It’s possible to keep your patients’ best interests first and have a stress-free healthcare regulatory compliance audit with the expert help of Florida Healthcare Law Firm, seasoned leaders in the field of medical business legalities.
How many medical practitioners look forward to their next healthcare regulatory compliance audit? Not many…probably because just about everything a physician or hospital needs to do requires following state and federal requirements. The road to comply can be a bumpy one, but it doesn’t have to be when you have a legal coaching staff on the sidelines to guide you through the entire playbook. That’s were Florida Healthcare Law Firm comes in. Our toolbox is deep. In particular, one area that we can navigate for you is the complicated state and federal anti-kickback statutes (patient brokering act). Self-referrals can be a sticky situation. Don’t be caught in a position that jeopardizes your reputation or your practice. We can give you our legal opinion, a brief explanation of the regulations or a full-blown analysis. In addition to anti-kickback advice, we can make sure you’re adhering to guidelines for fee-splitting, fraud and abuse, HIPAA and emergency medical treatment. We cross every ‘t’ and dot every ‘i’ to ensure you’re following the rules.

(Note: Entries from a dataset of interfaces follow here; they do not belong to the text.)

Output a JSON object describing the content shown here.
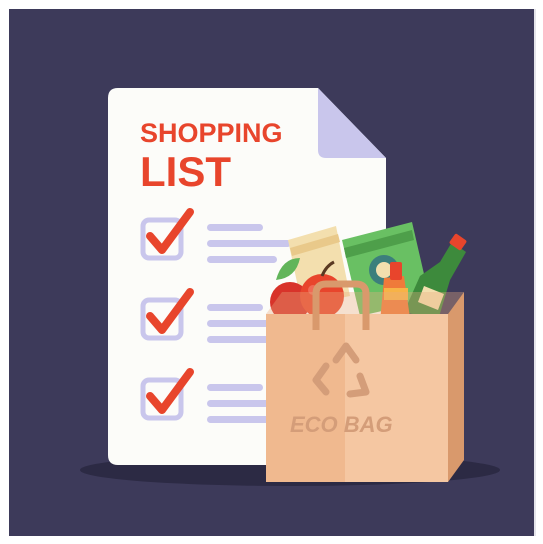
{
  "illustration": {
    "list_title_line1": "SHOPPING",
    "list_title_line2": "LIST",
    "bag_label": "ECO BAG",
    "checklist_items": [
      {
        "checked": true
      },
      {
        "checked": true
      },
      {
        "checked": true
      }
    ],
    "icons": {
      "checkmark": "checkmark-icon",
      "recycle": "recycle-icon"
    },
    "colors": {
      "background": "#3d3a5a",
      "paper": "#fcfcf9",
      "accent_red": "#e8452c",
      "lavender": "#c9c6ec",
      "bag": "#f0b98f"
    }
  }
}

Sometimes, as a medical professional, you might not even know which issues are on the front-burner. You’re swimming in a sea of paperwork that’s squeezing out precious time caring for patients. In this case, you need the best health care law attorney Florida can offer, with 150 years’ combined experience on your side. We know how to weed out the top-tier issues. We understand their significance and can set up a legal plan for your practice or facility, so you don’t get caught playing catch-up. For payor problems to telehealth, hiring, firing, technology, pharmacy, dentistry, even acupuncture, we’ve got your back. Look to us not only for expertise, but for complete transparency, unparalleled value, warmth, respect, creativity and total responsibility for our actions and decisions. Why else would we guarantee success or your money back? Contact Florida Healthcare Law Firm and see how we exceed clients’ expectations every time.
Since the beginning of the COVID pandemic many healthcare businesses are exploring various ways to increase their referrals, and although exchanging fees and gifts in return for referrals may sound like an easy way to obtain additional business, there are state and federal laws that strictly prohibit such activities that are discussed in greater detail below.

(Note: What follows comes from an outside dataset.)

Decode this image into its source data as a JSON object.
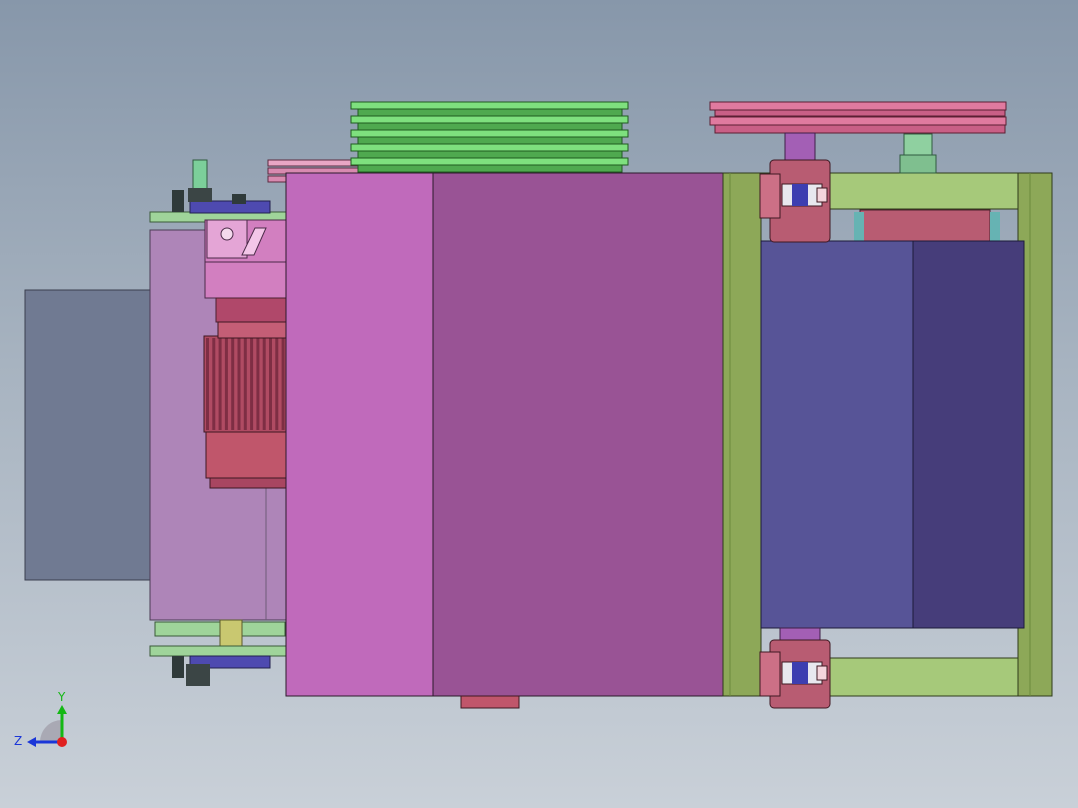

Two of the most important laws that all physical therapists should be aware of are the Anti-Kickback Statute and the Stark Law which are used to ensure that medical decisions are not made based on financial incentives. However, each of the laws do have distinctions that you need to be aware of. read more
On October 6, 2020, the Unites States Attorney’s Office of the Western District of Louisiana announced that George M “Trey” Fluitt III of Monroe, Louisiana was indicted. The federal grand jury indicted the lab owner for paying bribes and kickbacks in violation of the Anti-Kickback Statute, resulting in improper Medicare billing of approximately $117 million. Fluitt was the owner and operator of Specialty Drug Testing, LLC and is alleged to have solicited paid kickbacks and bribes in return for patient DNA specimens and physicians’ orders for cancer genetic and pharmacogenetic testing. Medicare allegedly paid Specialty Drug Testing, LLC $28,726,299 as a result of the fraudulent claims. If convicted, the defendant faces up to five years in prison for each count of conspiracy to defraud a healthcare program. Fluitt also faces 10 years in prison for illegal kickbacks, a $250,00 fine, forfeiture and restitution.